Have you been receiving texts from political candidates, manufacturers, insurance companies, fundraising campaigns, or any other strange messages? If so, you’re probably scratching your head wondering how they got your phone number because you know for a fact that you have never sent them texts before. There’s a simple explanation... It’s called “smishing”, and it has become extremely common. Not only is it annoying, but worse, it can be troubling.
What is smishing? How can you identify smishing attempts? What can you do to protect yourself from them? To find the answers to these questions, keep on reading.
What is Smishing?
To understand what smishing is, you first need to understand what phishing is. Phishing is a type of cybercrime in which an attacker sends emails to their targets. The emails appear as if they’re from credible sources and lure the targeted individual into providing sensitive data (they’re name, credit card info, passwords, etc.), visiting malicious sites, or clicking on links that infect devices with viruses. The attacker then uses the information that they collected to access the victim’s personal accounts. These attacks can have serious repercussions, as they can result in financial losses and identity theft.
Smishing is a type of phishing, but rather than email, criminals attack smartphones via SMS (short message service) messages, better known as text messages. The term “smishing” was derived by combining the terms “SMS” and “phishing”.
How Smishing Works
Smishing messages are text messages that are sent with ill intent. Just like phishing emails, smishing messages attempt to trick victims into providing sensitive personal information. In order to encourage their targets to interact with the attacks, hackers have several tricks up their sleeves. They use social engineering, a form of manipulation that aims to make the smishing messages more enticing, thus sparking the victim’s curiosity and increasing the likelihood that they will willingly give up their personal and confidential information; social security numbers, passwords, banking details, etc.
Cybercriminals know that simply sending out text messages that ask their targets to hand over their bank account numbers probably isn’t going to work, which is why they use social engineering tactics. These tactics aim to gain the victim’s trust, increasing the likelihood that they will share their sensitive information.
How to Protect Yourself from Smishing Attacks
You don’t have to fall victim to the tricks that cybercriminals use to try to acquire your personal information. By being aware and knowing what to look for, you can avoid interacting with malicious SMS messages that you may receive. Here’s a look at some examples of smishing messages that you’re definitely going to want to steer clear of:

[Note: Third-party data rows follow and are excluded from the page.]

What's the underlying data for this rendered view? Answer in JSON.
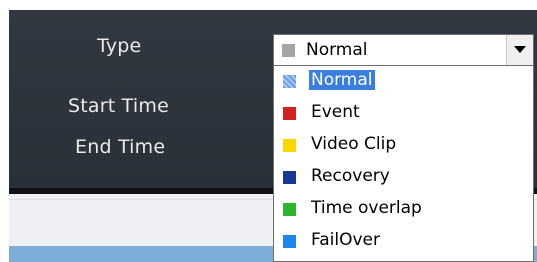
{
  "form": {
    "type_label": "Type",
    "start_time_label": "Start Time",
    "end_time_label": "End Time"
  },
  "type_select": {
    "value": "Normal",
    "swatch_color": "#a5a5a5",
    "arrow_icon": "chevron-down-icon"
  },
  "type_options": [
    {
      "label": "Normal",
      "color": "#6a9fe8",
      "selected": true
    },
    {
      "label": "Event",
      "color": "#d12222",
      "selected": false
    },
    {
      "label": "Video Clip",
      "color": "#ffd500",
      "selected": false
    },
    {
      "label": "Recovery",
      "color": "#163893",
      "selected": false
    },
    {
      "label": "Time overlap",
      "color": "#2eb52e",
      "selected": false
    },
    {
      "label": "FailOver",
      "color": "#1e84f0",
      "selected": false
    }
  ],
  "colors": {
    "panel_background": "#2d343d",
    "label_text": "#e8eaed",
    "selection_highlight": "#3a7fe0"
  }
}
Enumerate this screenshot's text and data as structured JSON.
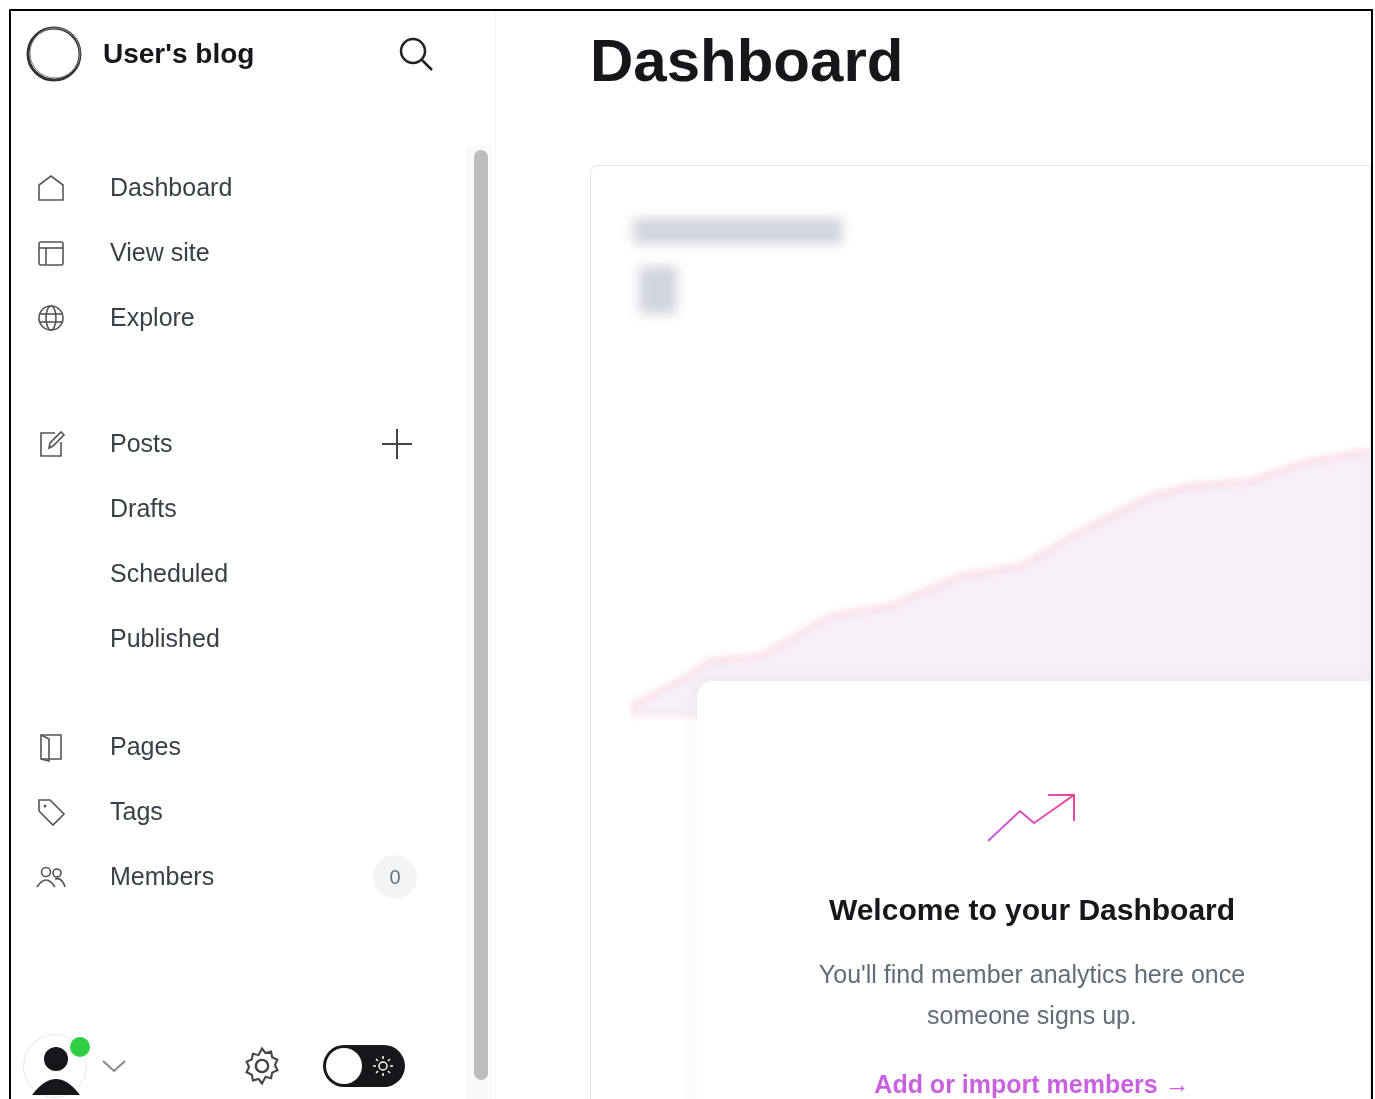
{
  "sidebar": {
    "brand": {
      "title": "User's blog"
    },
    "sections": [
      [
        {
          "label": "Dashboard"
        },
        {
          "label": "View site"
        },
        {
          "label": "Explore"
        }
      ],
      [
        {
          "label": "Posts",
          "add_button": true,
          "children": [
            {
              "label": "Drafts"
            },
            {
              "label": "Scheduled"
            },
            {
              "label": "Published"
            }
          ]
        }
      ],
      [
        {
          "label": "Pages"
        },
        {
          "label": "Tags"
        },
        {
          "label": "Members",
          "count": "0"
        }
      ]
    ],
    "footer": {
      "online": true,
      "theme_toggle": {
        "on": false
      }
    }
  },
  "main": {
    "title": "Dashboard",
    "welcome": {
      "heading": "Welcome to your Dashboard",
      "text": "You'll find member analytics here once someone signs up.",
      "link": "Add or import members →"
    }
  }
}
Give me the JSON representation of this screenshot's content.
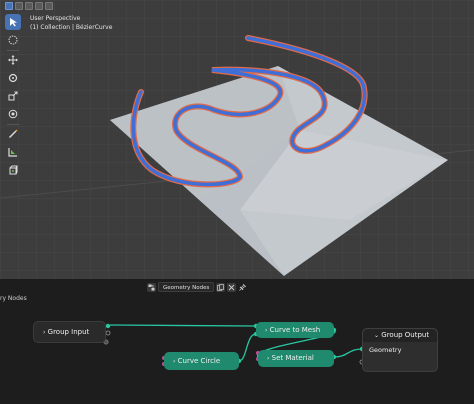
{
  "viewport": {
    "perspective_label": "User Perspective",
    "collection_label": "(1) Collection | BézierCurve",
    "colors": {
      "background": "#3d3d3d",
      "plane": "#c4c9ce",
      "curve_outer": "#e06a4a",
      "curve_inner": "#3f6fd6"
    }
  },
  "toolbar": {
    "icons": [
      "select-cursor-icon",
      "select-box-icon",
      "move-icon",
      "rotate-icon",
      "scale-icon",
      "transform-icon",
      "annotate-icon",
      "measure-icon",
      "add-cube-icon"
    ]
  },
  "node_editor": {
    "tree_name": "Geometry Nodes",
    "breadcrumb": "ry Nodes",
    "node_color": "#1f8a6d",
    "link_color": "#28c7a0",
    "nodes": {
      "group_input": "Group Input",
      "curve_to_mesh": "Curve to Mesh",
      "curve_circle": "Curve Circle",
      "set_material": "Set Material",
      "group_output": "Group Output",
      "geometry_socket": "Geometry"
    }
  },
  "chevron": "›"
}
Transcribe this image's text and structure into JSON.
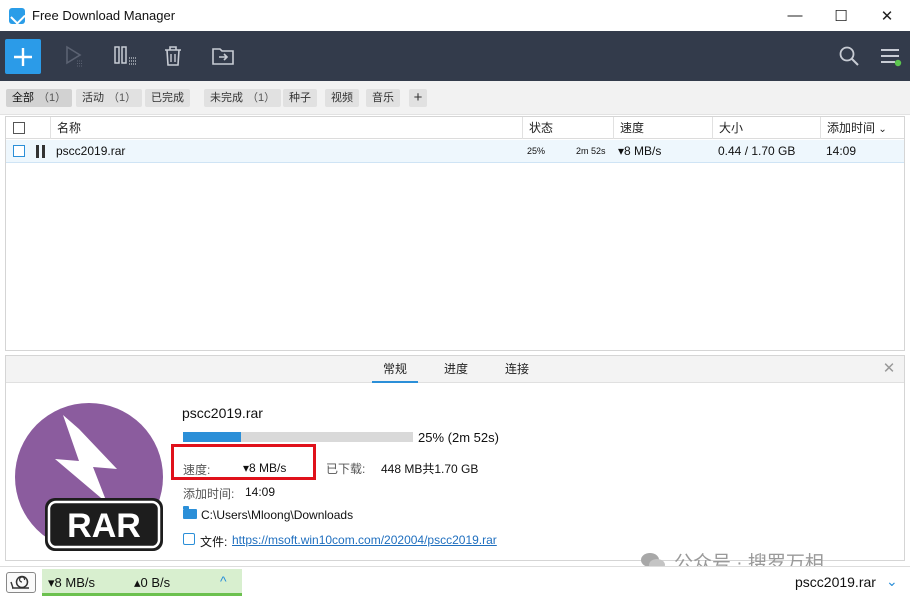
{
  "window": {
    "title": "Free Download Manager",
    "controls": {
      "minimize": "—",
      "maximize": "☐",
      "close": "✕"
    }
  },
  "toolbar": {
    "icons": [
      "add-icon",
      "play-icon",
      "pause-all-icon",
      "delete-icon",
      "move-icon",
      "search-icon",
      "menu-icon"
    ],
    "accent": "#2b9be8",
    "background": "#333b4b"
  },
  "filters": [
    {
      "label": "全部",
      "count": "（1）",
      "active": true
    },
    {
      "label": "活动",
      "count": "（1）",
      "active": false
    },
    {
      "label": "已完成",
      "count": "",
      "active": false
    },
    {
      "label": "未完成",
      "count": "（1）",
      "active": false
    },
    {
      "label": "种子",
      "count": "",
      "active": false
    },
    {
      "label": "视频",
      "count": "",
      "active": false
    },
    {
      "label": "音乐",
      "count": "",
      "active": false
    }
  ],
  "table": {
    "columns": {
      "name": "名称",
      "status": "状态",
      "speed": "速度",
      "size": "大小",
      "added": "添加时间",
      "sort_indicator": "⌄"
    },
    "rows": [
      {
        "name": "pscc2019.rar",
        "status_pct": "25%",
        "status_eta": "2m 52s",
        "speed": "▾8 MB/s",
        "size": "0.44 / 1.70 GB",
        "added": "14:09"
      }
    ]
  },
  "details": {
    "tabs": [
      "常规",
      "进度",
      "连接"
    ],
    "active_tab": 0,
    "close": "✕",
    "file_name": "pscc2019.rar",
    "progress": 0.25,
    "progress_text": "25% (2m 52s)",
    "speed_label": "速度:",
    "speed_value": "▾8 MB/s",
    "downloaded_label": "已下载:",
    "downloaded_value": "448 MB共1.70 GB",
    "added_label": "添加时间:",
    "added_value": "14:09",
    "folder": "C:\\Users\\Mloong\\Downloads",
    "file_label": "文件:",
    "file_url": "https://msoft.win10com.com/202004/pscc2019.rar",
    "logo_text": "RAR",
    "logo_color": "#8b5c9e"
  },
  "watermark": "公众号 · 搜罗万相",
  "statusbar": {
    "down_speed": "▾8 MB/s",
    "up_speed": "▴0 B/s",
    "chevron": "^",
    "current_file": "pscc2019.rar",
    "chevron2": "⌄"
  }
}
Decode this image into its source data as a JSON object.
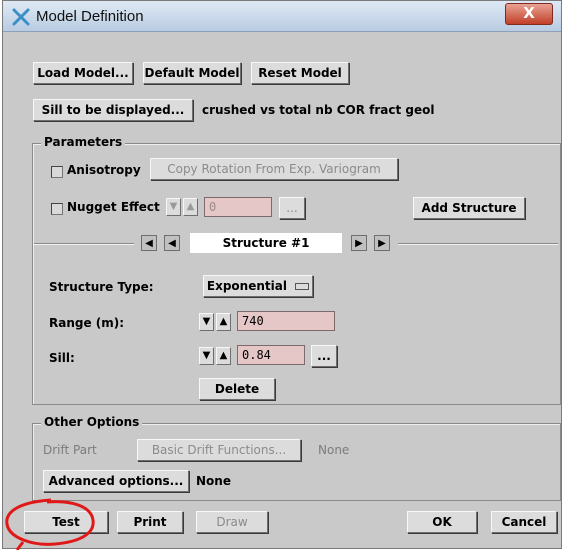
{
  "window": {
    "title": "Model Definition",
    "close_glyph": "X"
  },
  "toolbar": {
    "load_model": "Load Model...",
    "default_model": "Default Model",
    "reset_model": "Reset Model"
  },
  "sill_display": {
    "button": "Sill to be displayed...",
    "value": "crushed vs total nb COR fract geol"
  },
  "parameters": {
    "group_title": "Parameters",
    "anisotropy_label": "Anisotropy",
    "copy_rotation_button": "Copy Rotation From Exp. Variogram",
    "nugget_label": "Nugget Effect",
    "nugget_value": "0",
    "nugget_more_button": "...",
    "add_structure_button": "Add Structure",
    "structure_title": "Structure #1",
    "structure_type_label": "Structure Type:",
    "structure_type_value": "Exponential",
    "range_label": "Range (m):",
    "range_value": "740",
    "sill_label": "Sill:",
    "sill_value": "0.84",
    "sill_more_button": "...",
    "delete_button": "Delete"
  },
  "other_options": {
    "group_title": "Other Options",
    "drift_label": "Drift Part",
    "drift_button": "Basic Drift Functions...",
    "drift_value": "None",
    "advanced_button": "Advanced options...",
    "advanced_value": "None"
  },
  "footer": {
    "test": "Test",
    "print": "Print",
    "draw": "Draw",
    "ok": "OK",
    "cancel": "Cancel"
  },
  "colors": {
    "dialog_background": "#c9c9c9",
    "field_background": "#e5c7c7",
    "annotation_circle": "#e01818"
  }
}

DigitalEra is a leading solution provider of network and cybersecurity products and services, serving major business, education and governmental agencies throughout the US. In addition to access to the most sophisticated and effective security products, DigitalEra provides expert guidance on use as well as ongoing security counsel and insights that help their clients prevent security breaches and mitigate threats. For more information, visit:www.digitaleragroup.com.